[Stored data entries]

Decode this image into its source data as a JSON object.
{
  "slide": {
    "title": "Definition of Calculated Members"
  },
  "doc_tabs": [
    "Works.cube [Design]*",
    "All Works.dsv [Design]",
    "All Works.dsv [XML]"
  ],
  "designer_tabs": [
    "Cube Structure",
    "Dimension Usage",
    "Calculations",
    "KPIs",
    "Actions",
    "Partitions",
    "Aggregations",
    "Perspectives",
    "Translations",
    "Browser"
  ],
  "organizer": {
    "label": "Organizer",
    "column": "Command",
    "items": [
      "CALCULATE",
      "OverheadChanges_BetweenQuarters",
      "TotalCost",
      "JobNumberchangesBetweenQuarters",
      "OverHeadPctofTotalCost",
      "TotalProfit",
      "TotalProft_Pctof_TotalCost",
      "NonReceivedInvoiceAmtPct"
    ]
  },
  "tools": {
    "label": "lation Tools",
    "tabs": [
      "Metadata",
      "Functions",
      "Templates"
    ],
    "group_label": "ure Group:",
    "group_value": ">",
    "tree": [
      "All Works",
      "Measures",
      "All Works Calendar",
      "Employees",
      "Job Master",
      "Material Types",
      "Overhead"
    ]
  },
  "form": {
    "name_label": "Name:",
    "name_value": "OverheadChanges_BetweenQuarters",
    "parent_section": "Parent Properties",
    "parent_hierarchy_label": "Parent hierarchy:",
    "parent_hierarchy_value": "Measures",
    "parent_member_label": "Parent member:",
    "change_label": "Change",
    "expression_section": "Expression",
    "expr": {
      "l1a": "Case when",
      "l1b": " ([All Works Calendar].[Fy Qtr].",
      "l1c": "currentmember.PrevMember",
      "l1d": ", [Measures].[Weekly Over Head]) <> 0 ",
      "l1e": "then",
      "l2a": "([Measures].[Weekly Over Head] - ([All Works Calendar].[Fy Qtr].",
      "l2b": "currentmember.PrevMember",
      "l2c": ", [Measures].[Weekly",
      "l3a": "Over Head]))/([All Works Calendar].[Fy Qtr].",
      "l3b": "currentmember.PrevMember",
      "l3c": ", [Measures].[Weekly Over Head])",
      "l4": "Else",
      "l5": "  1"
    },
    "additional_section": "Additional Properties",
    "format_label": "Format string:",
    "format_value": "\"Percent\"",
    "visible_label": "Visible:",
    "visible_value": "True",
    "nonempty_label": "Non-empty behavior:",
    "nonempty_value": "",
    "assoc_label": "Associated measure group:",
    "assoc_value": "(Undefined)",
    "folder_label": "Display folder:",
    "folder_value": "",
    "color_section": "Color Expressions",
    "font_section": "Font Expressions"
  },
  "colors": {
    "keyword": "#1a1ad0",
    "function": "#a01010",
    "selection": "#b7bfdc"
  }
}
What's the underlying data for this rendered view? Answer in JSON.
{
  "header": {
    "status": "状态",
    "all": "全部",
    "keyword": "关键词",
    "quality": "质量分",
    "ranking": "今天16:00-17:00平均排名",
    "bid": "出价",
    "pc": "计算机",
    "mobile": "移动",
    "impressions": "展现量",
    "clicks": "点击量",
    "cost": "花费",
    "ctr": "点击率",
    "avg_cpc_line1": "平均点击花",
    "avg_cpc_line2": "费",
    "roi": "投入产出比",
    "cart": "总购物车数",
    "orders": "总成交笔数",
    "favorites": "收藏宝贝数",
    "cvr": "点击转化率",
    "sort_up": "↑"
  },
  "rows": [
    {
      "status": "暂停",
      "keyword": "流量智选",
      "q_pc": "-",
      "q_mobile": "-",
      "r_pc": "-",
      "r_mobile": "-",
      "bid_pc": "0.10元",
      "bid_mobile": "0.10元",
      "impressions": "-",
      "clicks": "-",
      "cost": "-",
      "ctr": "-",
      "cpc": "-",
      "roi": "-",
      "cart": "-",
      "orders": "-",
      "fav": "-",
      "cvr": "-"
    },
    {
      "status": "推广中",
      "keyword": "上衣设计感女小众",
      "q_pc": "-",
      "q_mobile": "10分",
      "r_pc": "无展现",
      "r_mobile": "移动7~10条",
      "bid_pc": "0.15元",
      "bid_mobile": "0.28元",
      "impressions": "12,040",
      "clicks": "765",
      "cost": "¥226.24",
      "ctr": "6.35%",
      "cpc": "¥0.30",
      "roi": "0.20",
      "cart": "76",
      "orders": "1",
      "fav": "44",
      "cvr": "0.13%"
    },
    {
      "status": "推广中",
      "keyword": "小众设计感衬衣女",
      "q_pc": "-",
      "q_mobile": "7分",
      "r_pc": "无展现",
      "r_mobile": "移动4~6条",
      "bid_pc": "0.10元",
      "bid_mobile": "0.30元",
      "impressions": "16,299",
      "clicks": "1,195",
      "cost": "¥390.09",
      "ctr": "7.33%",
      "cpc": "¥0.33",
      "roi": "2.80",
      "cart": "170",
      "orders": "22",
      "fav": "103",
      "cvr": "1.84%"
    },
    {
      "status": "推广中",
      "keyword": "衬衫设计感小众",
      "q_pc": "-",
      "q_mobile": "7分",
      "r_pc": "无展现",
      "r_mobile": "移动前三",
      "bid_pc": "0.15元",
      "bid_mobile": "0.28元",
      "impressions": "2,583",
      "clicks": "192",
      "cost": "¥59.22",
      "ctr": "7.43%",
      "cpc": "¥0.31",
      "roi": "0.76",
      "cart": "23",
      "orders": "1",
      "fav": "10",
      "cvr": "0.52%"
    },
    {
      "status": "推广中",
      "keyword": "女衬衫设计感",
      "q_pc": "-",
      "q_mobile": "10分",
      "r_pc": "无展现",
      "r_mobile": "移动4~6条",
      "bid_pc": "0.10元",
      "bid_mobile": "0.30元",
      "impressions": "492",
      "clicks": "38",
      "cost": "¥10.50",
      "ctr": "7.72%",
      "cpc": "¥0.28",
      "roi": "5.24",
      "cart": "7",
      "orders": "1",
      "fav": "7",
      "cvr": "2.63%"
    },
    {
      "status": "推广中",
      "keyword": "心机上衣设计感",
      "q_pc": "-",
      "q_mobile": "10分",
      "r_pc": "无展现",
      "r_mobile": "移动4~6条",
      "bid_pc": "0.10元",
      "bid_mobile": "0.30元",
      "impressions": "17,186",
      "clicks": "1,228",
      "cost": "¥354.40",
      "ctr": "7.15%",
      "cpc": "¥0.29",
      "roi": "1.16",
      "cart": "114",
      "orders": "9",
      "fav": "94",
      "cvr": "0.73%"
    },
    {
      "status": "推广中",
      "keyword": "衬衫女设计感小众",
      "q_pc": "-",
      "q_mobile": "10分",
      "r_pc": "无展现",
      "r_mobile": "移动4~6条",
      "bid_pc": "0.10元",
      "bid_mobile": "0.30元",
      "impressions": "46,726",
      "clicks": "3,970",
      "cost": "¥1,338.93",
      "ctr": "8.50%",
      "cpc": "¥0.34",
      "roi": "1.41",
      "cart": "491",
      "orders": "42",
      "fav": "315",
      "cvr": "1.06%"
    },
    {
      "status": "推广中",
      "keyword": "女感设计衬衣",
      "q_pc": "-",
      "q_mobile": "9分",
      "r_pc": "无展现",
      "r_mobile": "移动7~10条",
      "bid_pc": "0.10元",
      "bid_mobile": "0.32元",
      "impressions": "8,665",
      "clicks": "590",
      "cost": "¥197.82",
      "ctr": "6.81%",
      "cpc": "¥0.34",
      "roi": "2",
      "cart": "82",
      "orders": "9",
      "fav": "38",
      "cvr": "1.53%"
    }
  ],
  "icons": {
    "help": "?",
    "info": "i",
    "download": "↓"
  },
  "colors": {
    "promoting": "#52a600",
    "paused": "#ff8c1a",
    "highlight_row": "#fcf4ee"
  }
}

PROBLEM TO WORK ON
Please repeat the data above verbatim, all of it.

COMPLETED TASK
Decode this image into its source data as a JSON object.
{
  "slide": {
    "title": "Definition of Calculated Members"
  },
  "doc_tabs": [
    "Works.cube [Design]*",
    "All Works.dsv [Design]",
    "All Works.dsv [XML]"
  ],
  "designer_tabs": [
    "Cube Structure",
    "Dimension Usage",
    "Calculations",
    "KPIs",
    "Actions",
    "Partitions",
    "Aggregations",
    "Perspectives",
    "Translations",
    "Browser"
  ],
  "organizer": {
    "label": "Organizer",
    "column": "Command",
    "items": [
      "CALCULATE",
      "OverheadChanges_BetweenQuarters",
      "TotalCost",
      "JobNumberchangesBetweenQuarters",
      "OverHeadPctofTotalCost",
      "TotalProfit",
      "TotalProft_Pctof_TotalCost",
      "NonReceivedInvoiceAmtPct"
    ]
  },
  "tools": {
    "label": "lation Tools",
    "tabs": [
      "Metadata",
      "Functions",
      "Templates"
    ],
    "group_label": "ure Group:",
    "group_value": ">",
    "tree": [
      "All Works",
      "Measures",
      "All Works Calendar",
      "Employees",
      "Job Master",
      "Material Types",
      "Overhead"
    ]
  },
  "form": {
    "name_label": "Name:",
    "name_value": "OverheadChanges_BetweenQuarters",
    "parent_section": "Parent Properties",
    "parent_hierarchy_label": "Parent hierarchy:",
    "parent_hierarchy_value": "Measures",
    "parent_member_label": "Parent member:",
    "change_label": "Change",
    "expression_section": "Expression",
    "expr": {
      "l1a": "Case when",
      "l1b": " ([All Works Calendar].[Fy Qtr].",
      "l1c": "currentmember.PrevMember",
      "l1d": ", [Measures].[Weekly Over Head]) <> 0 ",
      "l1e": "then",
      "l2a": "([Measures].[Weekly Over Head] - ([All Works Calendar].[Fy Qtr].",
      "l2b": "currentmember.PrevMember",
      "l2c": ", [Measures].[Weekly",
      "l3a": "Over Head]))/([All Works Calendar].[Fy Qtr].",
      "l3b": "currentmember.PrevMember",
      "l3c": ", [Measures].[Weekly Over Head])",
      "l4": "Else",
      "l5": "  1"
    },
    "additional_section": "Additional Properties",
    "format_label": "Format string:",
    "format_value": "\"Percent\"",
    "visible_label": "Visible:",
    "visible_value": "True",
    "nonempty_label": "Non-empty behavior:",
    "nonempty_value": "",
    "assoc_label": "Associated measure group:",
    "assoc_value": "(Undefined)",
    "folder_label": "Display folder:",
    "folder_value": "",
    "color_section": "Color Expressions",
    "font_section": "Font Expressions"
  },
  "colors": {
    "keyword": "#1a1ad0",
    "function": "#a01010",
    "selection": "#b7bfdc"
  }
}
What's the underlying data for this rendered view? Answer in JSON.
{
  "header": {
    "status": "状态",
    "all": "全部",
    "keyword": "关键词",
    "quality": "质量分",
    "ranking": "今天16:00-17:00平均排名",
    "bid": "出价",
    "pc": "计算机",
    "mobile": "移动",
    "impressions": "展现量",
    "clicks": "点击量",
    "cost": "花费",
    "ctr": "点击率",
    "avg_cpc_line1": "平均点击花",
    "avg_cpc_line2": "费",
    "roi": "投入产出比",
    "cart": "总购物车数",
    "orders": "总成交笔数",
    "favorites": "收藏宝贝数",
    "cvr": "点击转化率",
    "sort_up": "↑"
  },
  "rows": [
    {
      "status": "暂停",
      "keyword": "流量智选",
      "q_pc": "-",
      "q_mobile": "-",
      "r_pc": "-",
      "r_mobile": "-",
      "bid_pc": "0.10元",
      "bid_mobile": "0.10元",
      "impressions": "-",
      "clicks": "-",
      "cost": "-",
      "ctr": "-",
      "cpc": "-",
      "roi": "-",
      "cart": "-",
      "orders": "-",
      "fav": "-",
      "cvr": "-"
    },
    {
      "status": "推广中",
      "keyword": "上衣设计感女小众",
      "q_pc": "-",
      "q_mobile": "10分",
      "r_pc": "无展现",
      "r_mobile": "移动7~10条",
      "bid_pc": "0.15元",
      "bid_mobile": "0.28元",
      "impressions": "12,040",
      "clicks": "765",
      "cost": "¥226.24",
      "ctr": "6.35%",
      "cpc": "¥0.30",
      "roi": "0.20",
      "cart": "76",
      "orders": "1",
      "fav": "44",
      "cvr": "0.13%"
    },
    {
      "status": "推广中",
      "keyword": "小众设计感衬衣女",
      "q_pc": "-",
      "q_mobile": "7分",
      "r_pc": "无展现",
      "r_mobile": "移动4~6条",
      "bid_pc": "0.10元",
      "bid_mobile": "0.30元",
      "impressions": "16,299",
      "clicks": "1,195",
      "cost": "¥390.09",
      "ctr": "7.33%",
      "cpc": "¥0.33",
      "roi": "2.80",
      "cart": "170",
      "orders": "22",
      "fav": "103",
      "cvr": "1.84%"
    },
    {
      "status": "推广中",
      "keyword": "衬衫设计感小众",
      "q_pc": "-",
      "q_mobile": "7分",
      "r_pc": "无展现",
      "r_mobile": "移动前三",
      "bid_pc": "0.15元",
      "bid_mobile": "0.28元",
      "impressions": "2,583",
      "clicks": "192",
      "cost": "¥59.22",
      "ctr": "7.43%",
      "cpc": "¥0.31",
      "roi": "0.76",
      "cart": "23",
      "orders": "1",
      "fav": "10",
      "cvr": "0.52%"
    },
    {
      "status": "推广中",
      "keyword": "女衬衫设计感",
      "q_pc": "-",
      "q_mobile": "10分",
      "r_pc": "无展现",
      "r_mobile": "移动4~6条",
      "bid_pc": "0.10元",
      "bid_mobile": "0.30元",
      "impressions": "492",
      "clicks": "38",
      "cost": "¥10.50",
      "ctr": "7.72%",
      "cpc": "¥0.28",
      "roi": "5.24",
      "cart": "7",
      "orders": "1",
      "fav": "7",
      "cvr": "2.63%"
    },
    {
      "status": "推广中",
      "keyword": "心机上衣设计感",
      "q_pc": "-",
      "q_mobile": "10分",
      "r_pc": "无展现",
      "r_mobile": "移动4~6条",
      "bid_pc": "0.10元",
      "bid_mobile": "0.30元",
      "impressions": "17,186",
      "clicks": "1,228",
      "cost": "¥354.40",
      "ctr": "7.15%",
      "cpc": "¥0.29",
      "roi": "1.16",
      "cart": "114",
      "orders": "9",
      "fav": "94",
      "cvr": "0.73%"
    },
    {
      "status": "推广中",
      "keyword": "衬衫女设计感小众",
      "q_pc": "-",
      "q_mobile": "10分",
      "r_pc": "无展现",
      "r_mobile": "移动4~6条",
      "bid_pc": "0.10元",
      "bid_mobile": "0.30元",
      "impressions": "46,726",
      "clicks": "3,970",
      "cost": "¥1,338.93",
      "ctr": "8.50%",
      "cpc": "¥0.34",
      "roi": "1.41",
      "cart": "491",
      "orders": "42",
      "fav": "315",
      "cvr": "1.06%"
    },
    {
      "status": "推广中",
      "keyword": "女感设计衬衣",
      "q_pc": "-",
      "q_mobile": "9分",
      "r_pc": "无展现",
      "r_mobile": "移动7~10条",
      "bid_pc": "0.10元",
      "bid_mobile": "0.32元",
      "impressions": "8,665",
      "clicks": "590",
      "cost": "¥197.82",
      "ctr": "6.81%",
      "cpc": "¥0.34",
      "roi": "2",
      "cart": "82",
      "orders": "9",
      "fav": "38",
      "cvr": "1.53%"
    }
  ],
  "icons": {
    "help": "?",
    "info": "i",
    "download": "↓"
  },
  "colors": {
    "promoting": "#52a600",
    "paused": "#ff8c1a",
    "highlight_row": "#fcf4ee"
  }
}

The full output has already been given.